guest house isle wight
guest house isle wight, bed breakfast isle wight, holiday east cowes isle wight, b&b holiday accommodation hampshire, boat race, coast, guest house vacation isle wight
Since 1990 a programme of archaeological survey has been undertaken on the north-east coast of the Isle of Wight, between Wootton Creek and Ryde pier. The project has combined hinterland, intertidal, and offshore survey with a range of environmental analyses including pollen and plant macrofossil analysis, diatom, insect, and sedimentological studies, and radiocarbon and dendrochronological dating.

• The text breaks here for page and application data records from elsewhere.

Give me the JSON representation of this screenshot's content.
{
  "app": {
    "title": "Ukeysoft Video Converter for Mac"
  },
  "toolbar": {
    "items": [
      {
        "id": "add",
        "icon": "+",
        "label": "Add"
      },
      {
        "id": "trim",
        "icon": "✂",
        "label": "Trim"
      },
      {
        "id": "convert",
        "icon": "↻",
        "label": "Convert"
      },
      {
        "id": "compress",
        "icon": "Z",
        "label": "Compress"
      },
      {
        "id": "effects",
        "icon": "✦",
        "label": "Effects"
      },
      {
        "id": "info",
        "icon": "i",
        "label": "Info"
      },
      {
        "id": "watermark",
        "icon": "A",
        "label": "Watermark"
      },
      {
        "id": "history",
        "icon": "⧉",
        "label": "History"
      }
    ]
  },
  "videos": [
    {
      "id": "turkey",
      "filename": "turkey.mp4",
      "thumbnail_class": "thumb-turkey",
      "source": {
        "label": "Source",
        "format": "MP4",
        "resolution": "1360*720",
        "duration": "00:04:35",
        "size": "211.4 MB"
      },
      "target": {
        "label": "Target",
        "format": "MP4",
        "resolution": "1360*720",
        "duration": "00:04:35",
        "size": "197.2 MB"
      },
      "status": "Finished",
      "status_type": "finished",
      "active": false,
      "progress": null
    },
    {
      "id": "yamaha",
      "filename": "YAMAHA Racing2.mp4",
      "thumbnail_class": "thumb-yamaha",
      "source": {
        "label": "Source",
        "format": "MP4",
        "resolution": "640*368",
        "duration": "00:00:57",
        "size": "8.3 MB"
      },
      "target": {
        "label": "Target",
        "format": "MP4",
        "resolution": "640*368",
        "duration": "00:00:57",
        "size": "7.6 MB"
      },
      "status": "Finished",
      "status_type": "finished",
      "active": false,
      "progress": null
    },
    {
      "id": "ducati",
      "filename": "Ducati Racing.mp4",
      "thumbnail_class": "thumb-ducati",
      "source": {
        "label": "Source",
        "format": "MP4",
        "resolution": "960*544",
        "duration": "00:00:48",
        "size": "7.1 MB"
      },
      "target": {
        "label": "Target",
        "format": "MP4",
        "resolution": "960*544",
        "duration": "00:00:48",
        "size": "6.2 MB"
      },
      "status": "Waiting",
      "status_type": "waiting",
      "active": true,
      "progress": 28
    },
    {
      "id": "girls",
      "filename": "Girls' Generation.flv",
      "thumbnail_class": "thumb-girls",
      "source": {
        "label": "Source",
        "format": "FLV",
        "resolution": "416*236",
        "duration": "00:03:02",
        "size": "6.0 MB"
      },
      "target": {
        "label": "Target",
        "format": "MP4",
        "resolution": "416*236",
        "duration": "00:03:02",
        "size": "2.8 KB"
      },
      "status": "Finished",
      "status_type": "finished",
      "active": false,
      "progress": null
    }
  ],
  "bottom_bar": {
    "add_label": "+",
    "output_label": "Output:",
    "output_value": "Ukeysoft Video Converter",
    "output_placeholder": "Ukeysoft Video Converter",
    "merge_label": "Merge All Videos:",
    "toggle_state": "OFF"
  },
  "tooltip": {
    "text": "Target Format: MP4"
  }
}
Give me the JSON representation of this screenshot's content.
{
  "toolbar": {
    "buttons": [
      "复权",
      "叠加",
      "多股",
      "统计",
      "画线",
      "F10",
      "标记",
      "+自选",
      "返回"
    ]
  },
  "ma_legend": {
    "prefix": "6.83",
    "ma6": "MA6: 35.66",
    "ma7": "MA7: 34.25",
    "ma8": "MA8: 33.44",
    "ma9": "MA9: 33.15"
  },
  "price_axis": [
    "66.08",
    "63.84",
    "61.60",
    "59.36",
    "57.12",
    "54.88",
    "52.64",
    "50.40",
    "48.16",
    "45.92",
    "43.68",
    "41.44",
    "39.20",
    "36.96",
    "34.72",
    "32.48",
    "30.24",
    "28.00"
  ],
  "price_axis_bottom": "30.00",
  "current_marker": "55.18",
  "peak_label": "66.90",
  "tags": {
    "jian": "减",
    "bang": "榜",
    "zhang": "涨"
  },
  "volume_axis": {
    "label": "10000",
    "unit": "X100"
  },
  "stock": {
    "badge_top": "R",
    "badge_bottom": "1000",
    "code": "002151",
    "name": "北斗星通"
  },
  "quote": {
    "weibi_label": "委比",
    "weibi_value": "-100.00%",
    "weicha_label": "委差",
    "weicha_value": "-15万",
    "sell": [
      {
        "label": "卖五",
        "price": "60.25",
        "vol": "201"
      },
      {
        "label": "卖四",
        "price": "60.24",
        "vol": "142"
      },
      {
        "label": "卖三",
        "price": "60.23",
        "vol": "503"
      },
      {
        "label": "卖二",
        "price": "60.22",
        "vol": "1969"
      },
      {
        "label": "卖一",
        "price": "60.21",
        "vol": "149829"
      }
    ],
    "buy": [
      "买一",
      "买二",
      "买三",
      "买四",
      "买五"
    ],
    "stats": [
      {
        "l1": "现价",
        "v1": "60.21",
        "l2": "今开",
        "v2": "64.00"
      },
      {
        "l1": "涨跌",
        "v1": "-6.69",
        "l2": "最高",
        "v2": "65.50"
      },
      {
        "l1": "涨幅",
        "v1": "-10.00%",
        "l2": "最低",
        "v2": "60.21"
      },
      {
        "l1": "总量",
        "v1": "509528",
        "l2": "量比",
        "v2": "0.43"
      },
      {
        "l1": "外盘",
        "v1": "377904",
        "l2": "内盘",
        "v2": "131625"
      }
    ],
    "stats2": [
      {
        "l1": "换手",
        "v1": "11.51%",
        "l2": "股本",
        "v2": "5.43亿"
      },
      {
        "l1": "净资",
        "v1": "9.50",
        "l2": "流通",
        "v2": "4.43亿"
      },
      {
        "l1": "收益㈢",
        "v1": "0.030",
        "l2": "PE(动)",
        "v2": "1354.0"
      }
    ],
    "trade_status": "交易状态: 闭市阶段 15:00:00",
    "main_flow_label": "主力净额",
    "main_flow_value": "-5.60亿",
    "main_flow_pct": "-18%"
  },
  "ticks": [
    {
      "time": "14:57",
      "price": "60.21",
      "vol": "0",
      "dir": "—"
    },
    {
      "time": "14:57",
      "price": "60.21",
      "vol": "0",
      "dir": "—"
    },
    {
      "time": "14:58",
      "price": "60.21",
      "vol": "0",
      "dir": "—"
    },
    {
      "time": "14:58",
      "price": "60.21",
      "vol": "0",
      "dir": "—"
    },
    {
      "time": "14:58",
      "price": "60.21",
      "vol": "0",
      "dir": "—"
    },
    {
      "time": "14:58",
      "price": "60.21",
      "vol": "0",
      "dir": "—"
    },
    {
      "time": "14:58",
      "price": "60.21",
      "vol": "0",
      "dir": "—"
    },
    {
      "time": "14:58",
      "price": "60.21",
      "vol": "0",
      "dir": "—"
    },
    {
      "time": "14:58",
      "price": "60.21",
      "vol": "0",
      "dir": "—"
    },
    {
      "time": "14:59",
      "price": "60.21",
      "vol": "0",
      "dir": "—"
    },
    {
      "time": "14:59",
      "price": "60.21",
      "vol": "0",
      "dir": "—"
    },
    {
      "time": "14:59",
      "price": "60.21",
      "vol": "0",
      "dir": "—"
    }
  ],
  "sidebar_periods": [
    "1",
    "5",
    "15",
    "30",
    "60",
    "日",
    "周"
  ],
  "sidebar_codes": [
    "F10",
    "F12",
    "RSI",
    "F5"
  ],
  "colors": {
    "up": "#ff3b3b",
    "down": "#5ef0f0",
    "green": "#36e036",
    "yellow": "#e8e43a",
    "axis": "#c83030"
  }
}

The main objectives of the survey were to provide an overview of the archaeological potential and the sea-level chronology of the Solent, to investigate in detail the Wootton-Quarr coastline chronology (including evidence for prehistoric and later subsistence, trading, and maritime activities), and to develop survey and recording techniques, threat assessment methodologies, and management options for intertidal archaeology.
During the project, more than 150 timber structures have been surveyed. These include small groups of posts, structures composed of posts and hurdling or brushwood, and long alignments comprising several hundred posts. Forty-eight of these structures have been radiocarbon dated and have been found to range from the early Neolithic to the post-medieval period. The posts survive in remarkable condition and reveal evidence for past woodland management regimes as well as providing information about woodworking technology, the skill of the workmen, and the size of the workforce involved in cutting the posts.
Amongst the earliest structures recorded are a number of trackways which survive at extreme low water at Quarr and Binstead. Due to their position they are only rarely visible for short periods of time on very low tides. Consequently recording has been difficult. At Quarr, three trackways have been found running seaward within a stretch of about 150m. Radiocarbon dating places all three within the first half of the fourth millennium but cannot reveal whether they were contemporary or whether one replaced the other. Pollen analysis indicates that they were constructed in a saltmarsh environment. The most westerly of the three generally remains under water but the other two display distinctly different methods of construction, one using hurdles and the other longitudinal roundwood and split poles
. The trackways appear to extend seaward for a maximum of 55m. At Binstead, two more trackways have been recorded which both date to the early-third millennium. One is of hurdle construction but only the upright posts of the other remain. It is unclear why the trackways were constructed in these positions on the coast. Perhaps they provided access to boats and the open sea, although it would surely have been easier and safer for boats to come ashore in one of the many small creeks which punctuated the Wootton-Quarr coast at that time. It is perhaps more likely that the trackways provided access for fishing, fowling, reed collection, or other activities which might have taken place in the saltmarsh.
It might be expected that in the intertidal zone the remains of fish traps would be identified. Several of the Neolithic and Bronze Age structures resemble the anchor posts of basket fish traps similar to those found in the Severn Estuary. Others are more complex and it has been difficult to find analogies for them. Whilst the obvious interpretation is that they are a different type of fish trap, they might possibly be associated with fowling or other as yet undetected pursuits. The most extensive structure recorded during the survey was a discontinuous longshore post alignment at present mean low water which extends for c1.25km. This has been radiocarbon dated to the seventh-eighth centuries AD. A study of the woodworking techniques suggests that the posts were shaped by a large group with differing skill levels, which implies that it was constructed hurriedly, using all available labour and tools. One possible interpretation is that the posts form the remains of one large fish trap or a series of smaller traps constructed to serve the needs of the workforce labouring in the nearby Binstead limestone quarries.